*** Opening of Entries shown ***

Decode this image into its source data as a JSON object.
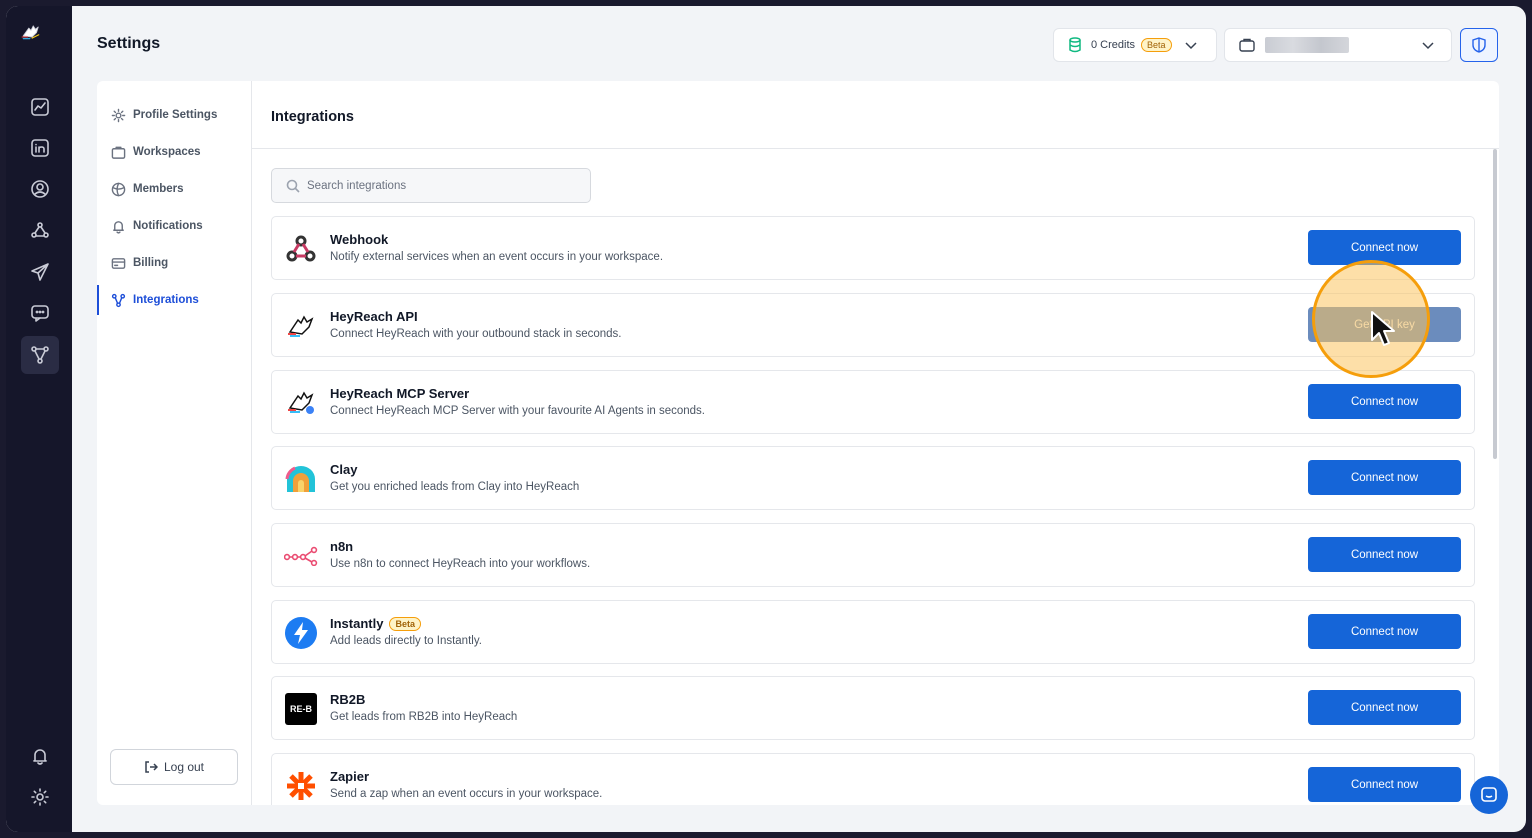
{
  "header": {
    "title": "Settings"
  },
  "credits": {
    "label": "0 Credits",
    "badge": "Beta"
  },
  "settings_nav": {
    "items": [
      {
        "label": "Profile Settings"
      },
      {
        "label": "Workspaces"
      },
      {
        "label": "Members"
      },
      {
        "label": "Notifications"
      },
      {
        "label": "Billing"
      },
      {
        "label": "Integrations"
      }
    ],
    "logout_label": "Log out"
  },
  "main": {
    "title": "Integrations",
    "search_placeholder": "Search integrations"
  },
  "integrations": [
    {
      "name": "Webhook",
      "description": "Notify external services when an event occurs in your workspace.",
      "button": "Connect now"
    },
    {
      "name": "HeyReach API",
      "description": "Connect HeyReach with your outbound stack in seconds.",
      "button": "Get API key"
    },
    {
      "name": "HeyReach MCP Server",
      "description": "Connect HeyReach MCP Server with your favourite AI Agents in seconds.",
      "button": "Connect now"
    },
    {
      "name": "Clay",
      "description": "Get you enriched leads from Clay into HeyReach",
      "button": "Connect now"
    },
    {
      "name": "n8n",
      "description": "Use n8n to connect HeyReach into your workflows.",
      "button": "Connect now"
    },
    {
      "name": "Instantly",
      "badge": "Beta",
      "description": "Add leads directly to Instantly.",
      "button": "Connect now"
    },
    {
      "name": "RB2B",
      "logo_text": "RE-B",
      "description": "Get leads from RB2B into HeyReach",
      "button": "Connect now"
    },
    {
      "name": "Zapier",
      "description": "Send a zap when an event occurs in your workspace.",
      "button": "Connect now"
    }
  ],
  "colors": {
    "primary": "#1565d8",
    "rail": "#15162a",
    "highlight": "#f59e0b"
  }
}
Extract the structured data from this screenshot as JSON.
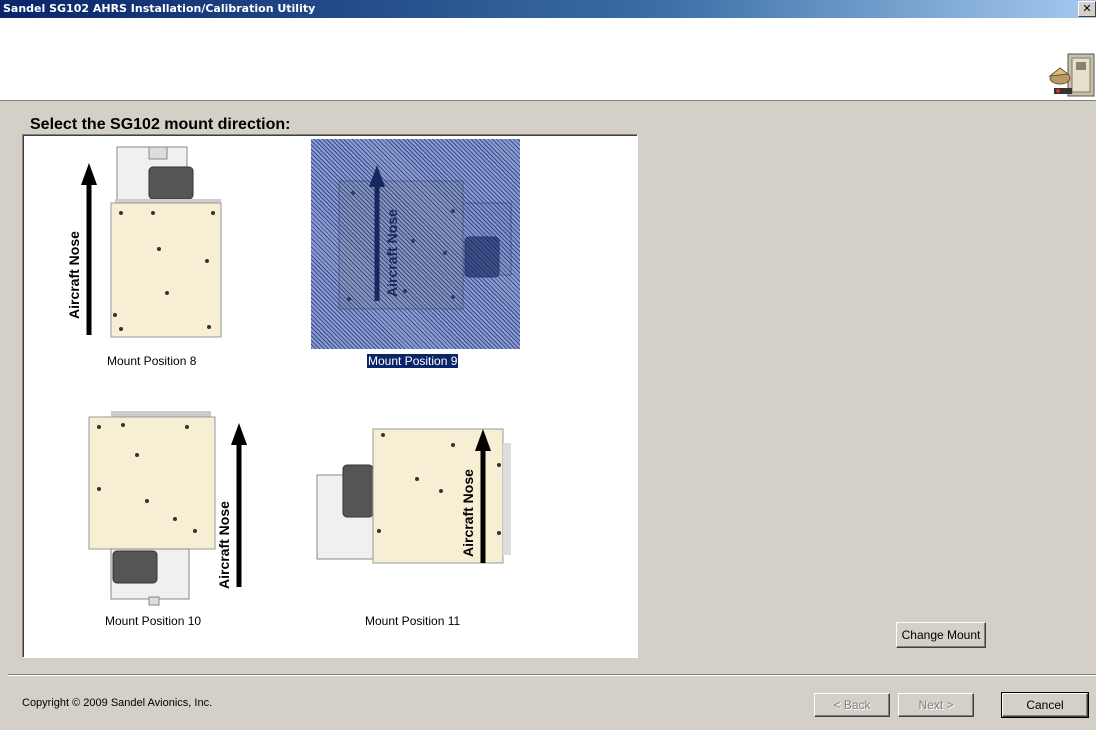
{
  "window": {
    "title": "Sandel SG102 AHRS Installation/Calibration Utility",
    "close_glyph": "✕"
  },
  "main": {
    "heading": "Select the SG102 mount direction:",
    "arrow_label": "Aircraft Nose",
    "tiles": [
      {
        "label": "Mount Position 8",
        "selected": false
      },
      {
        "label": "Mount Position 9",
        "selected": true
      },
      {
        "label": "Mount Position 10",
        "selected": false
      },
      {
        "label": "Mount Position 11",
        "selected": false
      }
    ],
    "change_mount_label": "Change Mount"
  },
  "footer": {
    "copyright": "Copyright © 2009 Sandel Avionics, Inc.",
    "back_label": "< Back",
    "next_label": "Next >",
    "cancel_label": "Cancel"
  },
  "colors": {
    "title_bar": "#0a246a",
    "unit_body": "#f7efd3",
    "selection": "#0a246a",
    "window_bg": "#d4d0c8"
  },
  "icons": {
    "app_logo": "ahrs-device-icon",
    "close": "close-icon",
    "arrow": "nose-arrow-icon"
  }
}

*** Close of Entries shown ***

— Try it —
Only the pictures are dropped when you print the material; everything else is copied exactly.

— Solution —
Decode this image into its source data as a JSON object.
{
  "header": {
    "title": "Settings"
  },
  "credits": {
    "label": "0 Credits",
    "badge": "Beta"
  },
  "settings_nav": {
    "items": [
      {
        "label": "Profile Settings"
      },
      {
        "label": "Workspaces"
      },
      {
        "label": "Members"
      },
      {
        "label": "Notifications"
      },
      {
        "label": "Billing"
      },
      {
        "label": "Integrations"
      }
    ],
    "logout_label": "Log out"
  },
  "main": {
    "title": "Integrations",
    "search_placeholder": "Search integrations"
  },
  "integrations": [
    {
      "name": "Webhook",
      "description": "Notify external services when an event occurs in your workspace.",
      "button": "Connect now"
    },
    {
      "name": "HeyReach API",
      "description": "Connect HeyReach with your outbound stack in seconds.",
      "button": "Get API key"
    },
    {
      "name": "HeyReach MCP Server",
      "description": "Connect HeyReach MCP Server with your favourite AI Agents in seconds.",
      "button": "Connect now"
    },
    {
      "name": "Clay",
      "description": "Get you enriched leads from Clay into HeyReach",
      "button": "Connect now"
    },
    {
      "name": "n8n",
      "description": "Use n8n to connect HeyReach into your workflows.",
      "button": "Connect now"
    },
    {
      "name": "Instantly",
      "badge": "Beta",
      "description": "Add leads directly to Instantly.",
      "button": "Connect now"
    },
    {
      "name": "RB2B",
      "logo_text": "RE-B",
      "description": "Get leads from RB2B into HeyReach",
      "button": "Connect now"
    },
    {
      "name": "Zapier",
      "description": "Send a zap when an event occurs in your workspace.",
      "button": "Connect now"
    }
  ],
  "colors": {
    "primary": "#1565d8",
    "rail": "#15162a",
    "highlight": "#f59e0b"
  }
}
Extract the structured data from this screenshot as JSON.
{
  "window": {
    "title": "Sandel SG102 AHRS Installation/Calibration Utility",
    "close_glyph": "✕"
  },
  "main": {
    "heading": "Select the SG102 mount direction:",
    "arrow_label": "Aircraft Nose",
    "tiles": [
      {
        "label": "Mount Position 8",
        "selected": false
      },
      {
        "label": "Mount Position 9",
        "selected": true
      },
      {
        "label": "Mount Position 10",
        "selected": false
      },
      {
        "label": "Mount Position 11",
        "selected": false
      }
    ],
    "change_mount_label": "Change Mount"
  },
  "footer": {
    "copyright": "Copyright © 2009 Sandel Avionics, Inc.",
    "back_label": "< Back",
    "next_label": "Next >",
    "cancel_label": "Cancel"
  },
  "colors": {
    "title_bar": "#0a246a",
    "unit_body": "#f7efd3",
    "selection": "#0a246a",
    "window_bg": "#d4d0c8"
  },
  "icons": {
    "app_logo": "ahrs-device-icon",
    "close": "close-icon",
    "arrow": "nose-arrow-icon"
  }
}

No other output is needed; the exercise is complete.